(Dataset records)
=== Begin Enclosure ===
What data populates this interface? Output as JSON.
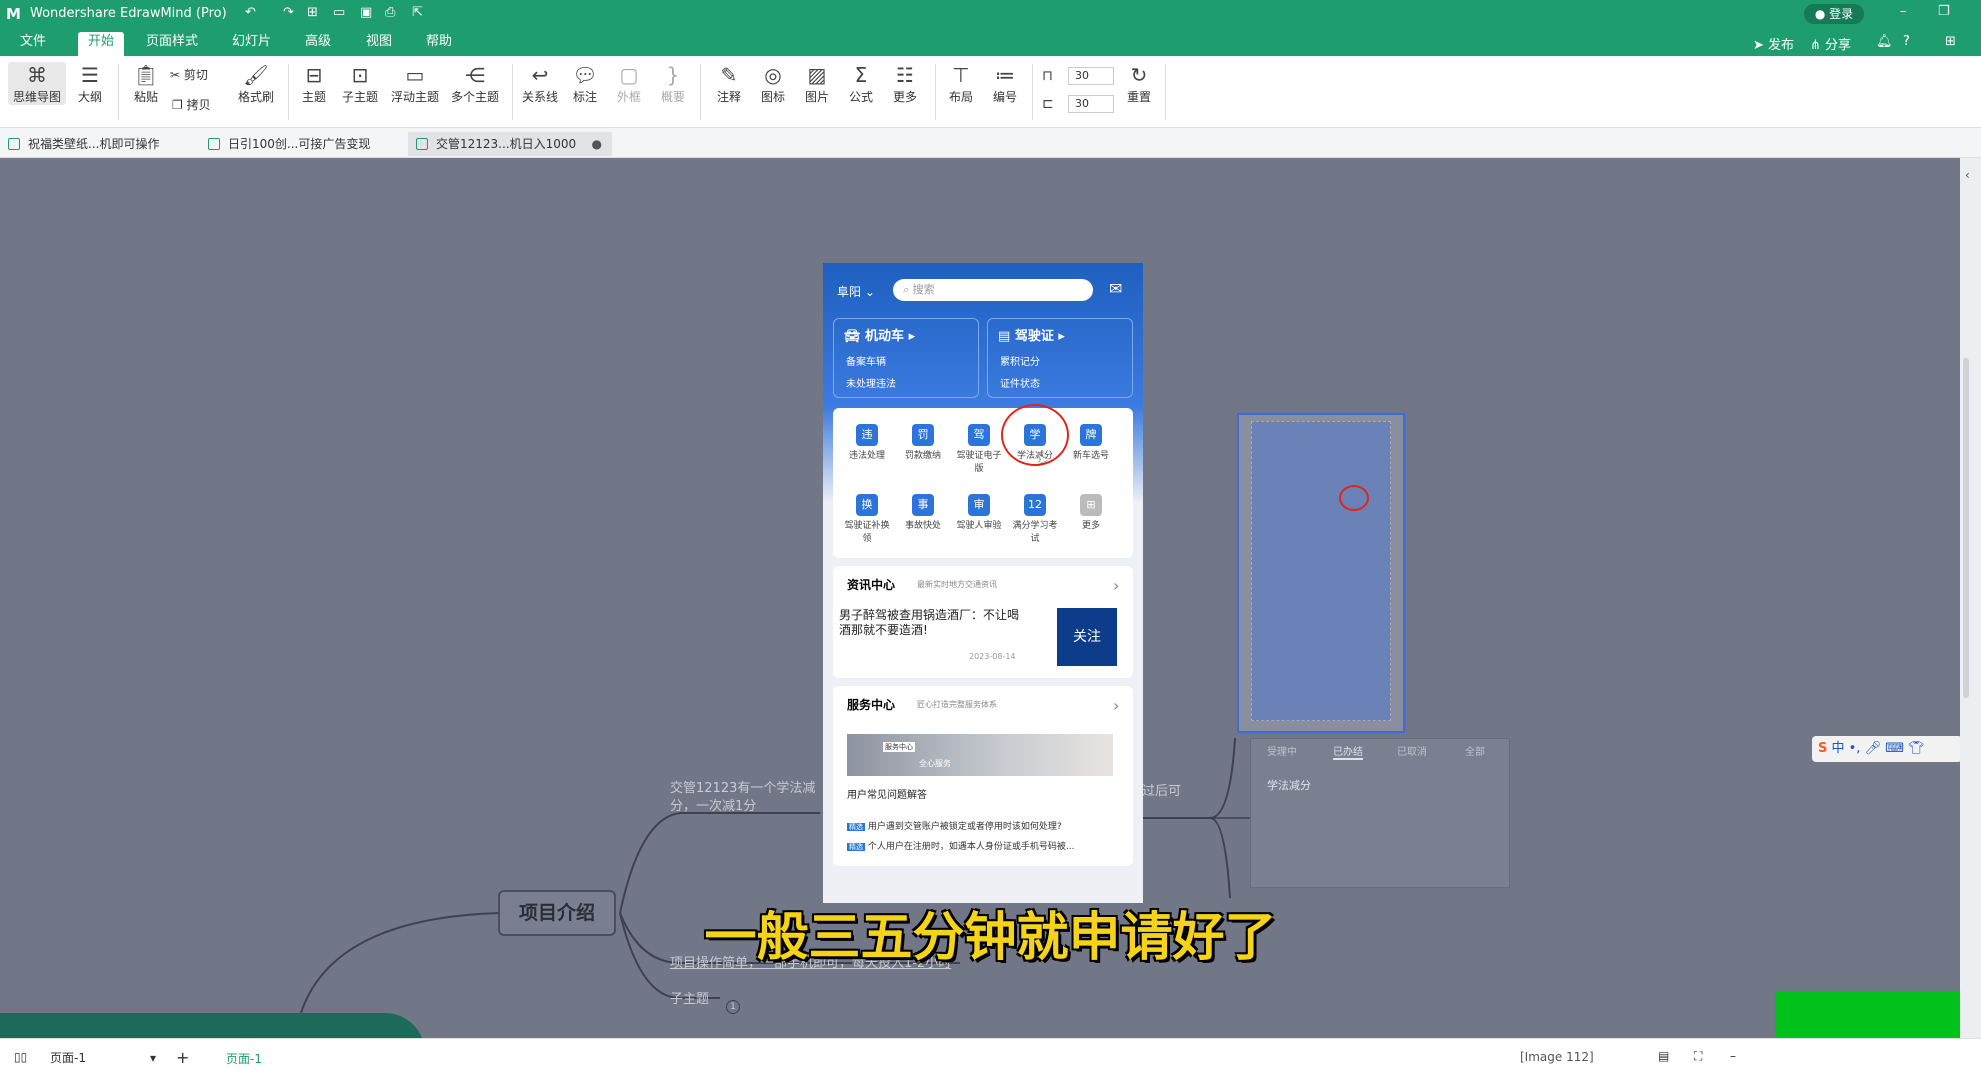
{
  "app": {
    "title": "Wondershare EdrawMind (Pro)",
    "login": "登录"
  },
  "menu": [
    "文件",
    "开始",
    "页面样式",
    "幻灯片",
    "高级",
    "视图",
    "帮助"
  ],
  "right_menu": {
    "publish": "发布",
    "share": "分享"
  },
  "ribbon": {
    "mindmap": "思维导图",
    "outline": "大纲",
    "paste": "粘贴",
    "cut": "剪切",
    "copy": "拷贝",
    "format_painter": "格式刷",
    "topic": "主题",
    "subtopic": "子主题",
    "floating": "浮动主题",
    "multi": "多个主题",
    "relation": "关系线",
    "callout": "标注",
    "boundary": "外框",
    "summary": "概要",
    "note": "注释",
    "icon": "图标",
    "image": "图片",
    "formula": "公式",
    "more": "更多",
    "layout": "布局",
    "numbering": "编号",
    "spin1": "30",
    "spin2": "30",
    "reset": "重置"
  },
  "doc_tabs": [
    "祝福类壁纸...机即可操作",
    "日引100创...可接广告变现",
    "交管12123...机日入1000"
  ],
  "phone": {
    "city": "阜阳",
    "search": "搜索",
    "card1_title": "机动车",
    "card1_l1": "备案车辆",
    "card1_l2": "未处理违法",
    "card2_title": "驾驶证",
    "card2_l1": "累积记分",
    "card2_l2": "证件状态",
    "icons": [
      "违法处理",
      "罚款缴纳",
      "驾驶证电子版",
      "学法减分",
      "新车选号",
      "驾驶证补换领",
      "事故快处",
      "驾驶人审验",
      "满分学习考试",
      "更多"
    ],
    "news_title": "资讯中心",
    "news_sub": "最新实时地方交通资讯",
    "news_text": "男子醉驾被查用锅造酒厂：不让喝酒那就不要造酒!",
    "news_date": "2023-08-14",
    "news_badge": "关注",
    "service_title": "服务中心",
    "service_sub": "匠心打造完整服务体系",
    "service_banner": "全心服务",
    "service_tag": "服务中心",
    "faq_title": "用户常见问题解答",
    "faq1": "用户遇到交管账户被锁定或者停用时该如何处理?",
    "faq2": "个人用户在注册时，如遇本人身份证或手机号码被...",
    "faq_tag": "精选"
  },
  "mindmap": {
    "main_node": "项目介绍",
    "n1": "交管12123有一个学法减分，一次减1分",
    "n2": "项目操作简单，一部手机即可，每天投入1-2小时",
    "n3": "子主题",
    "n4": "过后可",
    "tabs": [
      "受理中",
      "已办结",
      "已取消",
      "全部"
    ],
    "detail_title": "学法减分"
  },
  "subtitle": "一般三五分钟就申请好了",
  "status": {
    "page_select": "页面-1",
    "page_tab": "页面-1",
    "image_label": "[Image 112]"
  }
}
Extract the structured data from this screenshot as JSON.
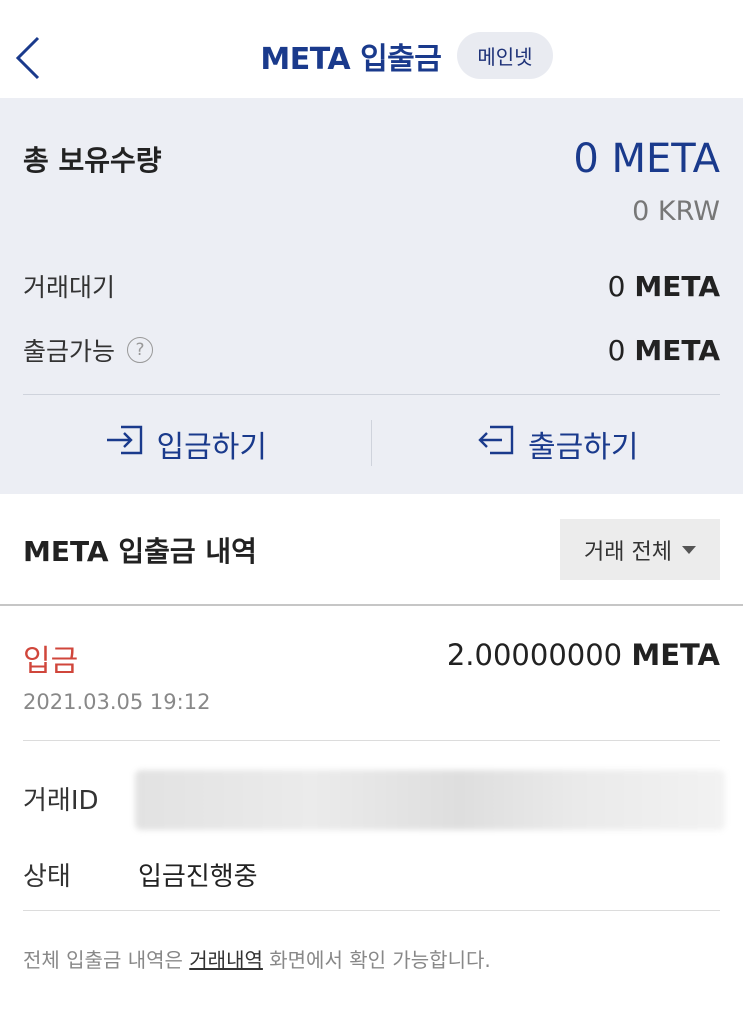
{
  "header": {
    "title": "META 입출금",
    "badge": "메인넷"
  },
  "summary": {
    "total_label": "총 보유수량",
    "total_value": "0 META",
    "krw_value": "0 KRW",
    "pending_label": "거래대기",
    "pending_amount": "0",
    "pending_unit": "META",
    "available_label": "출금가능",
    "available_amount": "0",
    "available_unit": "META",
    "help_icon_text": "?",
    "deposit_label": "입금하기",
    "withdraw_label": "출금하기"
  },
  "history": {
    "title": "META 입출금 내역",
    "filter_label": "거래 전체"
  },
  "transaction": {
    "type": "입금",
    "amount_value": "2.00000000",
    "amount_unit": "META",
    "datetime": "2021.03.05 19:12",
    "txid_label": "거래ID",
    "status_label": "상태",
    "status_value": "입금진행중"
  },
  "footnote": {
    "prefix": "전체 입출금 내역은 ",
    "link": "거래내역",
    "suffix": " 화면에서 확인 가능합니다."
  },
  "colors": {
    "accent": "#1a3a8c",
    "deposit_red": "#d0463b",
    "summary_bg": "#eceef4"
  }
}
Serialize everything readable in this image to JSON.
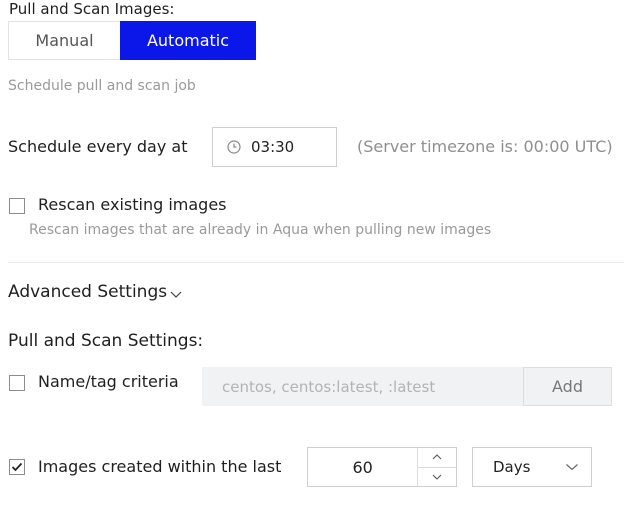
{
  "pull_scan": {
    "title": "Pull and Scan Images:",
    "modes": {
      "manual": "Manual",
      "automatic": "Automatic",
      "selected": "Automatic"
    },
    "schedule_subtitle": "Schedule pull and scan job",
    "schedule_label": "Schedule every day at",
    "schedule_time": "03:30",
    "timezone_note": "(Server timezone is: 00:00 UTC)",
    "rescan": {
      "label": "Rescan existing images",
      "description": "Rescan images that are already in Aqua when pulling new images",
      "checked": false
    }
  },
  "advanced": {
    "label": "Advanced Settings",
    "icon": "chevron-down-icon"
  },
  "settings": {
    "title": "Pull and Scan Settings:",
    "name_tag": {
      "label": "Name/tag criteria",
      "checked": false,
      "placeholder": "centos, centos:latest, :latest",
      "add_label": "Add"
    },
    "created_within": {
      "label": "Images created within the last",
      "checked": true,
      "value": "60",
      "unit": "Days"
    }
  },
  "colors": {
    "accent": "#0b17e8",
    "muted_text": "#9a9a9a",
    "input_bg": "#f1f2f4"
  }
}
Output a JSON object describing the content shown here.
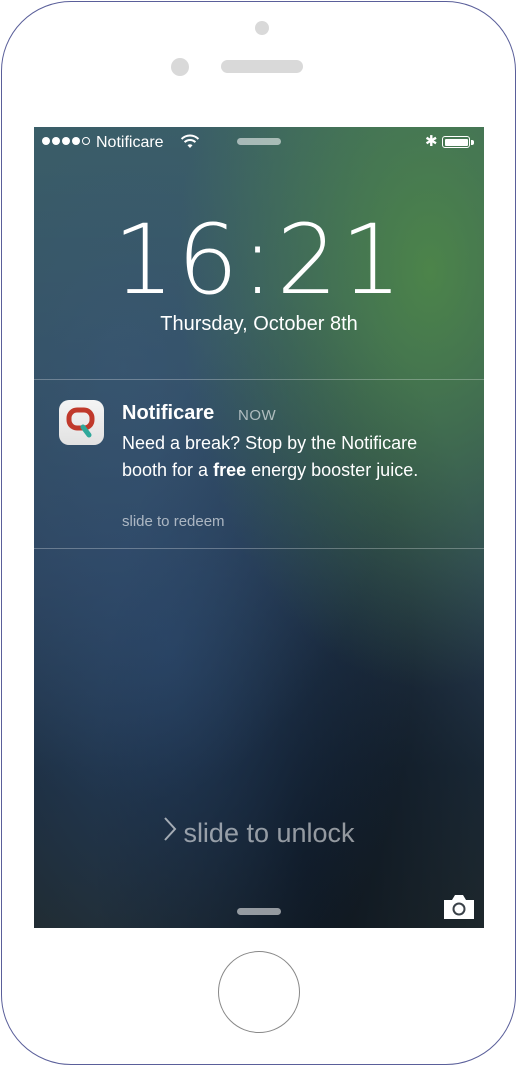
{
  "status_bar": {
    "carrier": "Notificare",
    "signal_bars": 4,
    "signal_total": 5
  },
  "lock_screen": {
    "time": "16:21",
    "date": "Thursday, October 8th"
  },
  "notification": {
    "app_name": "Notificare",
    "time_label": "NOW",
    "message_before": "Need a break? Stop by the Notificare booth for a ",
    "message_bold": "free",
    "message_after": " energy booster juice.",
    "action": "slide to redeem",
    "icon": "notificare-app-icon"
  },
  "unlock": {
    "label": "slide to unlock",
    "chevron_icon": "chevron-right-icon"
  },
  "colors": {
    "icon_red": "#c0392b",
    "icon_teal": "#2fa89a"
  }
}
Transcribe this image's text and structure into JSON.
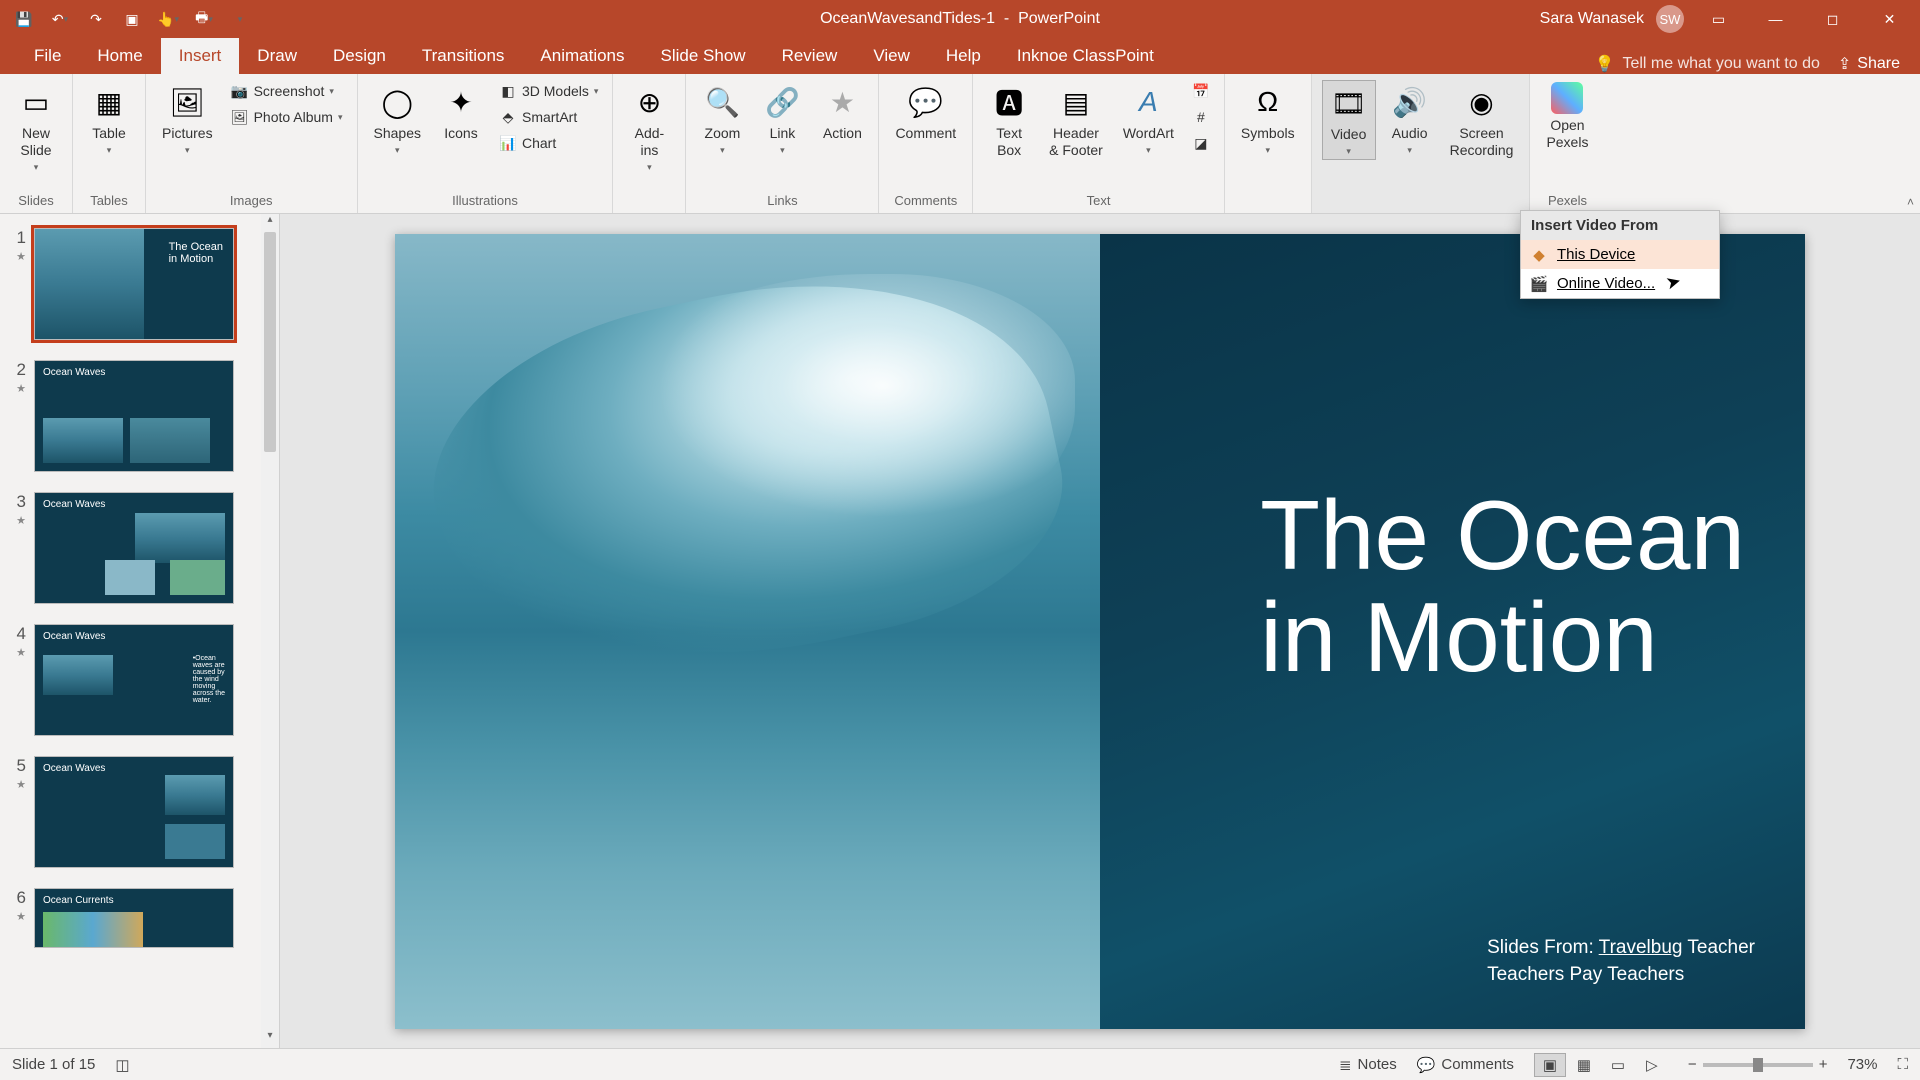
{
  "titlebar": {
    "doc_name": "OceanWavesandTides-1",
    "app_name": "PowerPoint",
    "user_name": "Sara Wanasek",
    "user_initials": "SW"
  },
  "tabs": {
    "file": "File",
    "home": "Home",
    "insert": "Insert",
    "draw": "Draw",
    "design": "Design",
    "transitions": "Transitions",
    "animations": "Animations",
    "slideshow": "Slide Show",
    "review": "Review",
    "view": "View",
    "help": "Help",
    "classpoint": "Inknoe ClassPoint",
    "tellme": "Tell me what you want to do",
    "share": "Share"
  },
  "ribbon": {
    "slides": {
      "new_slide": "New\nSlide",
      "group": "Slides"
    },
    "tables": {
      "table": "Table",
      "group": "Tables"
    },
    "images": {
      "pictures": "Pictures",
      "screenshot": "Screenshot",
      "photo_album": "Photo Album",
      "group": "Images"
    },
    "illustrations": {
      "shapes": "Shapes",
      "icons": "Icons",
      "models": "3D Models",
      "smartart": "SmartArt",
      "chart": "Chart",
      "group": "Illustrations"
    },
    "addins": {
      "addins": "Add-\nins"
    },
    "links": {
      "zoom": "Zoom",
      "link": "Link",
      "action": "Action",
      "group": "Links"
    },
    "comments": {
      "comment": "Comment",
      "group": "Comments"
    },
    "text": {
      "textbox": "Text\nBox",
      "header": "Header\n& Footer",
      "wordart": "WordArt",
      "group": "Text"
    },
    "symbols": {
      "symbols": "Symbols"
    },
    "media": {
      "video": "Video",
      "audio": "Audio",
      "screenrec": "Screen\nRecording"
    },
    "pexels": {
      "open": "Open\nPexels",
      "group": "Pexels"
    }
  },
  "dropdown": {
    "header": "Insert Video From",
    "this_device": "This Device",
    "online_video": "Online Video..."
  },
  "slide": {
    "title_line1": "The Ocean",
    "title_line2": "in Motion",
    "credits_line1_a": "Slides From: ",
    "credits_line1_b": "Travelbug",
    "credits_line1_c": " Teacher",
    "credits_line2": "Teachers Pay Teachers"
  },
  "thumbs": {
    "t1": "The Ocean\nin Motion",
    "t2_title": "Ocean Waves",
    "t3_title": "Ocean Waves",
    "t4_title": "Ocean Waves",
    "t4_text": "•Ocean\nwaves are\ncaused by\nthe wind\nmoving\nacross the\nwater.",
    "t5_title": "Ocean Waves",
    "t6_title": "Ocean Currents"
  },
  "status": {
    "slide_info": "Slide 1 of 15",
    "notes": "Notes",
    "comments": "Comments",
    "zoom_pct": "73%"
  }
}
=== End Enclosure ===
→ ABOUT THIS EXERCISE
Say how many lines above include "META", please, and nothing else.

→ TASK ANSWER
6